--- Given data ---

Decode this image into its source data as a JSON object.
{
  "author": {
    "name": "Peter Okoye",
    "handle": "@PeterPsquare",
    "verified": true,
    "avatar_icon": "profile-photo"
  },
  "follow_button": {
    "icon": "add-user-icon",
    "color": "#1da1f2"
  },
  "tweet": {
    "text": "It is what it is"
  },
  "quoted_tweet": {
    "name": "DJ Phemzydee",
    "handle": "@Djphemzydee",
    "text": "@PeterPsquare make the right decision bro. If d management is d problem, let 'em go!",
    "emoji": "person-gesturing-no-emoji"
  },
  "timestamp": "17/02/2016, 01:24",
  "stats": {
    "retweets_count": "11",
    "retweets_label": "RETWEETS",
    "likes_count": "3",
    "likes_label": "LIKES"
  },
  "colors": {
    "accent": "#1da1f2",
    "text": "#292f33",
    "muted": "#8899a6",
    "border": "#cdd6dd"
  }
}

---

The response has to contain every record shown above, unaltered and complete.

Expected answer:
Decode this image into its source data as a JSON object.
{
  "author": {
    "name": "Peter Okoye",
    "handle": "@PeterPsquare",
    "verified": true,
    "avatar_icon": "profile-photo"
  },
  "follow_button": {
    "icon": "add-user-icon",
    "color": "#1da1f2"
  },
  "tweet": {
    "text": "It is what it is"
  },
  "quoted_tweet": {
    "name": "DJ Phemzydee",
    "handle": "@Djphemzydee",
    "text": "@PeterPsquare make the right decision bro. If d management is d problem, let 'em go!",
    "emoji": "person-gesturing-no-emoji"
  },
  "timestamp": "17/02/2016, 01:24",
  "stats": {
    "retweets_count": "11",
    "retweets_label": "RETWEETS",
    "likes_count": "3",
    "likes_label": "LIKES"
  },
  "colors": {
    "accent": "#1da1f2",
    "text": "#292f33",
    "muted": "#8899a6",
    "border": "#cdd6dd"
  }
}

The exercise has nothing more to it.